The records must be retyped exactly, with no pictures included.

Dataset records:
########################################

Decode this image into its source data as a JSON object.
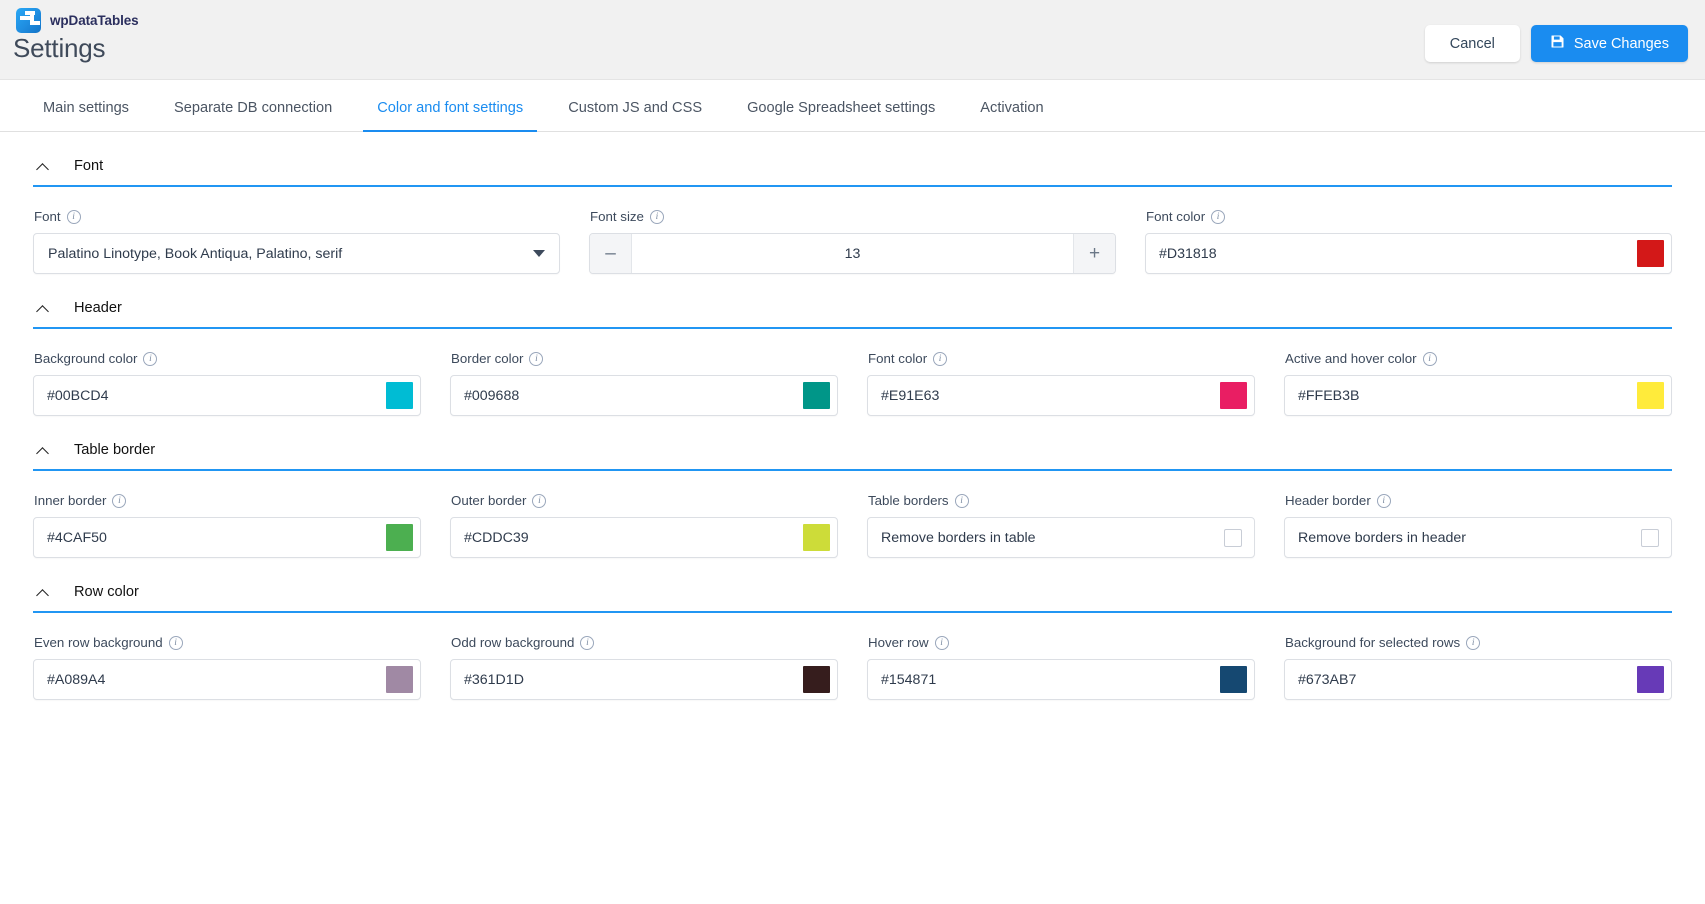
{
  "app": {
    "brand_name": "wpDataTables",
    "page_title": "Settings"
  },
  "topbar": {
    "cancel_label": "Cancel",
    "save_label": "Save Changes",
    "save_icon": "floppy-disk-icon",
    "save_bg": "#1a8cf0"
  },
  "tabs": [
    {
      "label": "Main settings",
      "active": false
    },
    {
      "label": "Separate DB connection",
      "active": false
    },
    {
      "label": "Color and font settings",
      "active": true
    },
    {
      "label": "Custom JS and CSS",
      "active": false
    },
    {
      "label": "Google Spreadsheet settings",
      "active": false
    },
    {
      "label": "Activation",
      "active": false
    }
  ],
  "sections": [
    {
      "title": "Font",
      "fields": [
        {
          "label": "Font",
          "type": "select",
          "value": "Palatino Linotype, Book Antiqua, Palatino, serif"
        },
        {
          "label": "Font size",
          "type": "stepper",
          "value": "13",
          "minus": "–",
          "plus": "+"
        },
        {
          "label": "Font color",
          "type": "color",
          "value": "#D31818",
          "swatch": "#D31818"
        }
      ]
    },
    {
      "title": "Header",
      "fields": [
        {
          "label": "Background color",
          "type": "color",
          "value": "#00BCD4",
          "swatch": "#00BCD4"
        },
        {
          "label": "Border color",
          "type": "color",
          "value": "#009688",
          "swatch": "#009688"
        },
        {
          "label": "Font color",
          "type": "color",
          "value": "#E91E63",
          "swatch": "#E91E63"
        },
        {
          "label": "Active and hover color",
          "type": "color",
          "value": "#FFEB3B",
          "swatch": "#FFEB3B"
        }
      ]
    },
    {
      "title": "Table border",
      "fields": [
        {
          "label": "Inner border",
          "type": "color",
          "value": "#4CAF50",
          "swatch": "#4CAF50"
        },
        {
          "label": "Outer border",
          "type": "color",
          "value": "#CDDC39",
          "swatch": "#CDDC39"
        },
        {
          "label": "Table borders",
          "type": "checkbox",
          "value": "Remove borders in table",
          "checked": false
        },
        {
          "label": "Header border",
          "type": "checkbox",
          "value": "Remove borders in header",
          "checked": false
        }
      ]
    },
    {
      "title": "Row color",
      "fields": [
        {
          "label": "Even row background",
          "type": "color",
          "value": "#A089A4",
          "swatch": "#A089A4"
        },
        {
          "label": "Odd row background",
          "type": "color",
          "value": "#361D1D",
          "swatch": "#361D1D"
        },
        {
          "label": "Hover row",
          "type": "color",
          "value": "#154871",
          "swatch": "#154871"
        },
        {
          "label": "Background for selected rows",
          "type": "color",
          "value": "#673AB7",
          "swatch": "#673AB7"
        }
      ]
    }
  ]
}
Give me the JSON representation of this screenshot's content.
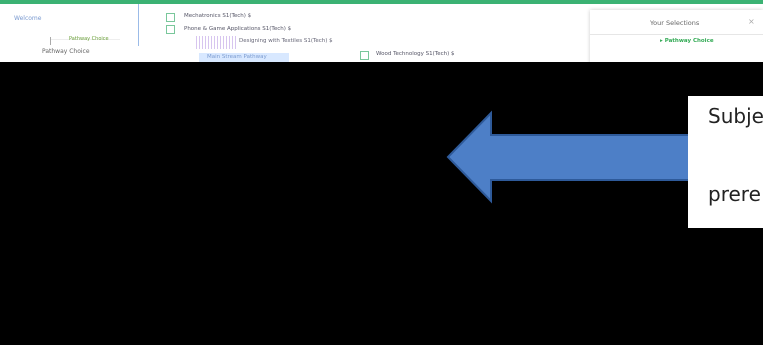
{
  "nav": {
    "welcome": "Welcome",
    "pathway_small": "Pathway Choice",
    "pathway_side": "Pathway Choice"
  },
  "courses": [
    {
      "label": "Mechatronics S1(Tech) $"
    },
    {
      "label": "Phone & Game Applications S1(Tech) $"
    },
    {
      "label": "Designing with Textiles S1(Tech) $"
    },
    {
      "label": "Wood Technology S1(Tech) $"
    }
  ],
  "main_stream": "Main Stream Pathway",
  "selections": {
    "title": "Your Selections",
    "close": "×",
    "item": "Pathway Choice"
  },
  "callout": {
    "line1": "Subje",
    "line2": "prere"
  },
  "colors": {
    "accent": "#3bb273",
    "arrow_fill": "#4d7fc7",
    "arrow_stroke": "#2e5a9a"
  }
}
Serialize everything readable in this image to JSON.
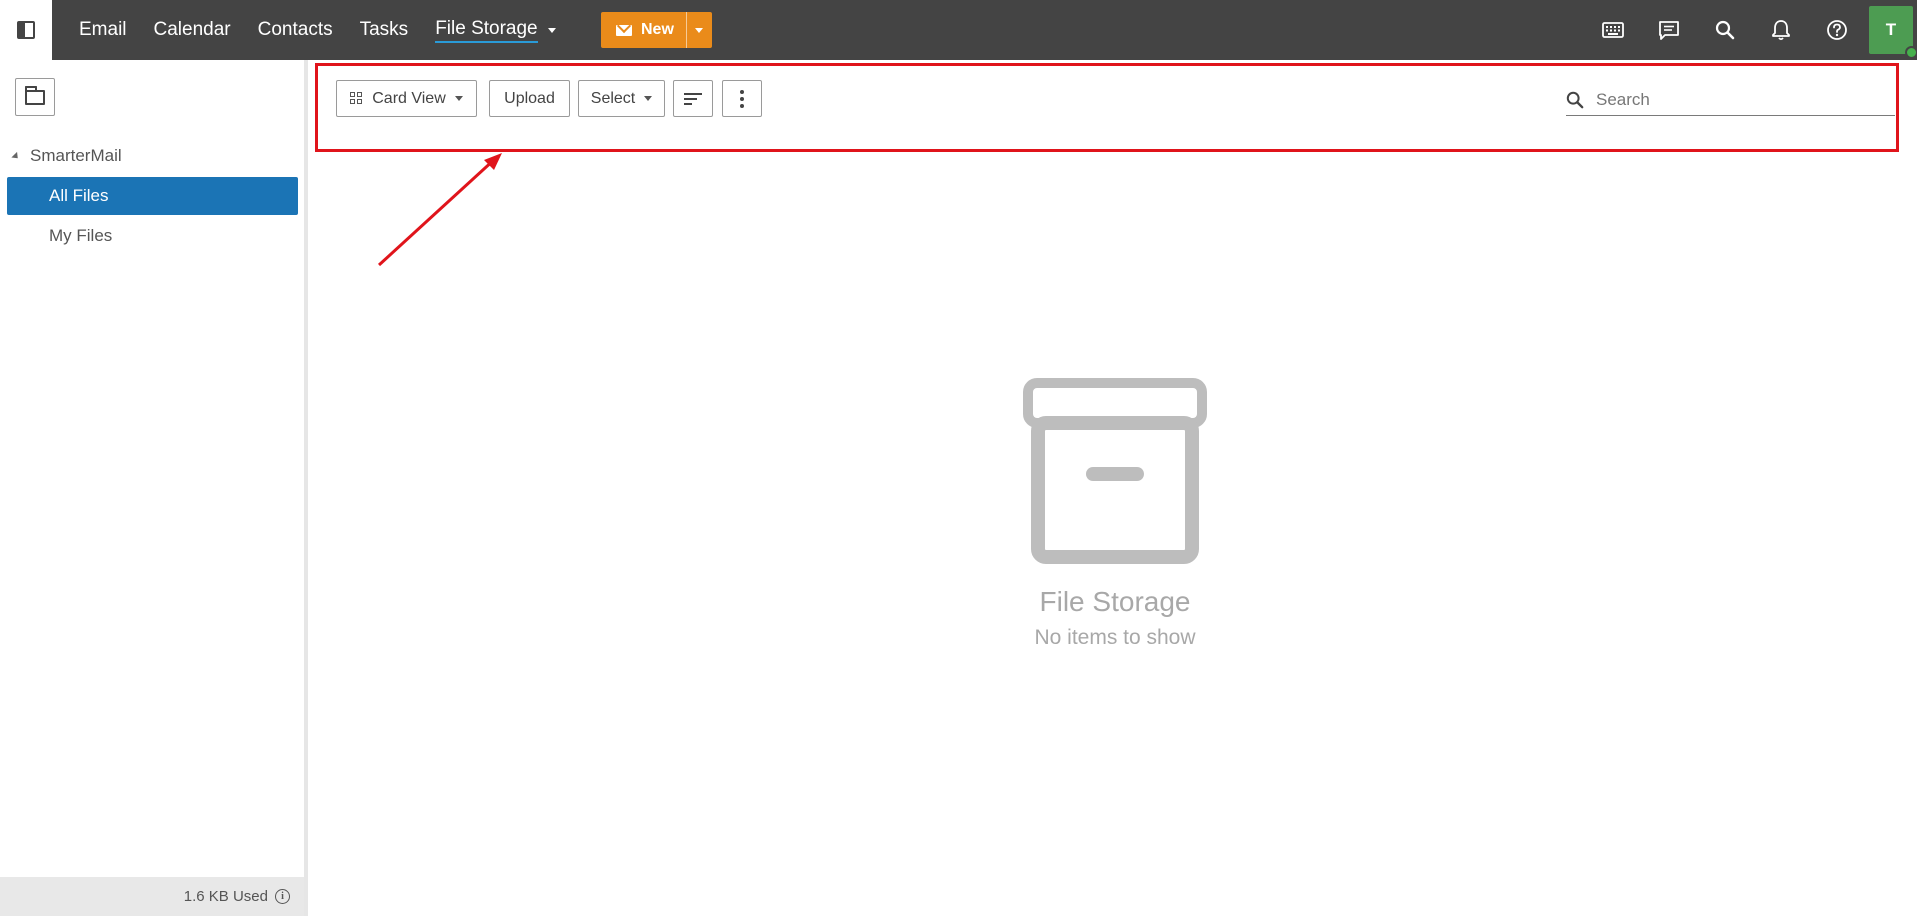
{
  "topbar": {
    "nav": [
      {
        "label": "Email"
      },
      {
        "label": "Calendar"
      },
      {
        "label": "Contacts"
      },
      {
        "label": "Tasks"
      },
      {
        "label": "File Storage"
      }
    ],
    "active_nav": "File Storage",
    "new_button_label": "New",
    "new_button_color": "#ea8b1a",
    "icons": [
      "keyboard-icon",
      "chat-icon",
      "search-icon",
      "bell-icon",
      "help-icon"
    ],
    "avatar_initial": "T",
    "avatar_color": "#4d9c52"
  },
  "sidebar": {
    "root_label": "SmarterMail",
    "items": [
      {
        "label": "All Files",
        "selected": true
      },
      {
        "label": "My Files",
        "selected": false
      }
    ],
    "storage_used": "1.6 KB Used",
    "selected_color": "#1b74b5"
  },
  "toolbar": {
    "view_label": "Card View",
    "upload_label": "Upload",
    "select_label": "Select",
    "search_placeholder": "Search"
  },
  "empty_state": {
    "title": "File Storage",
    "subtitle": "No items to show"
  },
  "annotation": {
    "highlight_color": "#e0141b"
  }
}
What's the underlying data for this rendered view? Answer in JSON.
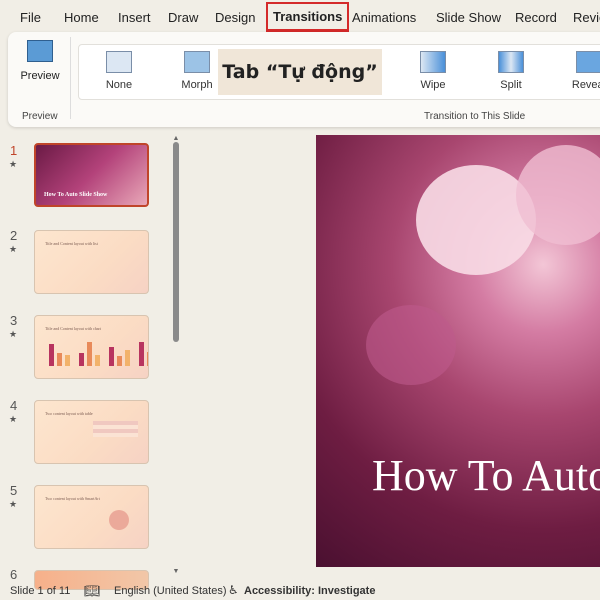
{
  "menu": {
    "items": [
      "File",
      "Home",
      "Insert",
      "Draw",
      "Design",
      "Transitions",
      "Animations",
      "Slide Show",
      "Record",
      "Revie"
    ],
    "active": "Transitions"
  },
  "ribbon": {
    "preview_button": "Preview",
    "preview_group": "Preview",
    "transitions": [
      "None",
      "Morph",
      "Wipe",
      "Split",
      "Reveal"
    ],
    "group_label": "Transition to This Slide"
  },
  "callout": "Tab “Tự động”",
  "slides": [
    {
      "number": "1",
      "title": "How To Auto Slide Show"
    },
    {
      "number": "2",
      "title": "Title and Content layout with list"
    },
    {
      "number": "3",
      "title": "Title and Content layout with chart"
    },
    {
      "number": "4",
      "title": "Two content layout with table"
    },
    {
      "number": "5",
      "title": "Two content layout with SmartArt"
    },
    {
      "number": "6",
      "title": ""
    }
  ],
  "main_slide": {
    "title": "How To Auto Slide Show"
  },
  "status": {
    "slide": "Slide 1 of 11",
    "language": "English (United States)",
    "accessibility": "Accessibility: Investigate"
  },
  "colors": {
    "accent": "#d42a2a",
    "selected_thumb": "#c0452a"
  }
}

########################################

## RESULT
Decode this image into its source data as a JSON object.
{
  "app": {
    "brand_name": "wpDataTables",
    "page_title": "Settings"
  },
  "topbar": {
    "cancel_label": "Cancel",
    "save_label": "Save Changes",
    "save_icon": "floppy-disk-icon",
    "save_bg": "#1a8cf0"
  },
  "tabs": [
    {
      "label": "Main settings",
      "active": false
    },
    {
      "label": "Separate DB connection",
      "active": false
    },
    {
      "label": "Color and font settings",
      "active": true
    },
    {
      "label": "Custom JS and CSS",
      "active": false
    },
    {
      "label": "Google Spreadsheet settings",
      "active": false
    },
    {
      "label": "Activation",
      "active": false
    }
  ],
  "sections": [
    {
      "title": "Font",
      "fields": [
        {
          "label": "Font",
          "type": "select",
          "value": "Palatino Linotype, Book Antiqua, Palatino, serif"
        },
        {
          "label": "Font size",
          "type": "stepper",
          "value": "13",
          "minus": "–",
          "plus": "+"
        },
        {
          "label": "Font color",
          "type": "color",
          "value": "#D31818",
          "swatch": "#D31818"
        }
      ]
    },
    {
      "title": "Header",
      "fields": [
        {
          "label": "Background color",
          "type": "color",
          "value": "#00BCD4",
          "swatch": "#00BCD4"
        },
        {
          "label": "Border color",
          "type": "color",
          "value": "#009688",
          "swatch": "#009688"
        },
        {
          "label": "Font color",
          "type": "color",
          "value": "#E91E63",
          "swatch": "#E91E63"
        },
        {
          "label": "Active and hover color",
          "type": "color",
          "value": "#FFEB3B",
          "swatch": "#FFEB3B"
        }
      ]
    },
    {
      "title": "Table border",
      "fields": [
        {
          "label": "Inner border",
          "type": "color",
          "value": "#4CAF50",
          "swatch": "#4CAF50"
        },
        {
          "label": "Outer border",
          "type": "color",
          "value": "#CDDC39",
          "swatch": "#CDDC39"
        },
        {
          "label": "Table borders",
          "type": "checkbox",
          "value": "Remove borders in table",
          "checked": false
        },
        {
          "label": "Header border",
          "type": "checkbox",
          "value": "Remove borders in header",
          "checked": false
        }
      ]
    },
    {
      "title": "Row color",
      "fields": [
        {
          "label": "Even row background",
          "type": "color",
          "value": "#A089A4",
          "swatch": "#A089A4"
        },
        {
          "label": "Odd row background",
          "type": "color",
          "value": "#361D1D",
          "swatch": "#361D1D"
        },
        {
          "label": "Hover row",
          "type": "color",
          "value": "#154871",
          "swatch": "#154871"
        },
        {
          "label": "Background for selected rows",
          "type": "color",
          "value": "#673AB7",
          "swatch": "#673AB7"
        }
      ]
    }
  ]
}
Give me the JSON representation of this screenshot's content.
{
  "nav": {
    "welcome": "Welcome",
    "pathway_small": "Pathway Choice",
    "pathway_side": "Pathway Choice"
  },
  "courses": [
    {
      "label": "Mechatronics S1(Tech) $"
    },
    {
      "label": "Phone & Game Applications S1(Tech) $"
    },
    {
      "label": "Designing with Textiles S1(Tech) $"
    },
    {
      "label": "Wood Technology S1(Tech) $"
    }
  ],
  "main_stream": "Main Stream Pathway",
  "selections": {
    "title": "Your Selections",
    "close": "×",
    "item": "Pathway Choice"
  },
  "callout": {
    "line1": "Subje",
    "line2": "prere"
  },
  "colors": {
    "accent": "#3bb273",
    "arrow_fill": "#4d7fc7",
    "arrow_stroke": "#2e5a9a"
  }
}
Serialize everything readable in this image to JSON.
{
  "topbar": {
    "nav": [
      {
        "label": "Email"
      },
      {
        "label": "Calendar"
      },
      {
        "label": "Contacts"
      },
      {
        "label": "Tasks"
      },
      {
        "label": "File Storage"
      }
    ],
    "active_nav": "File Storage",
    "new_button_label": "New",
    "new_button_color": "#ea8b1a",
    "icons": [
      "keyboard-icon",
      "chat-icon",
      "search-icon",
      "bell-icon",
      "help-icon"
    ],
    "avatar_initial": "T",
    "avatar_color": "#4d9c52"
  },
  "sidebar": {
    "root_label": "SmarterMail",
    "items": [
      {
        "label": "All Files",
        "selected": true
      },
      {
        "label": "My Files",
        "selected": false
      }
    ],
    "storage_used": "1.6 KB Used",
    "selected_color": "#1b74b5"
  },
  "toolbar": {
    "view_label": "Card View",
    "upload_label": "Upload",
    "select_label": "Select",
    "search_placeholder": "Search"
  },
  "empty_state": {
    "title": "File Storage",
    "subtitle": "No items to show"
  },
  "annotation": {
    "highlight_color": "#e0141b"
  }
}
What's the underlying data for this rendered view? Answer in JSON.
{
  "menu": {
    "items": [
      "File",
      "Home",
      "Insert",
      "Draw",
      "Design",
      "Transitions",
      "Animations",
      "Slide Show",
      "Record",
      "Revie"
    ],
    "active": "Transitions"
  },
  "ribbon": {
    "preview_button": "Preview",
    "preview_group": "Preview",
    "transitions": [
      "None",
      "Morph",
      "Wipe",
      "Split",
      "Reveal"
    ],
    "group_label": "Transition to This Slide"
  },
  "callout": "Tab “Tự động”",
  "slides": [
    {
      "number": "1",
      "title": "How To Auto Slide Show"
    },
    {
      "number": "2",
      "title": "Title and Content layout with list"
    },
    {
      "number": "3",
      "title": "Title and Content layout with chart"
    },
    {
      "number": "4",
      "title": "Two content layout with table"
    },
    {
      "number": "5",
      "title": "Two content layout with SmartArt"
    },
    {
      "number": "6",
      "title": ""
    }
  ],
  "main_slide": {
    "title": "How To Auto Slide Show"
  },
  "status": {
    "slide": "Slide 1 of 11",
    "language": "English (United States)",
    "accessibility": "Accessibility: Investigate"
  },
  "colors": {
    "accent": "#d42a2a",
    "selected_thumb": "#c0452a"
  }
}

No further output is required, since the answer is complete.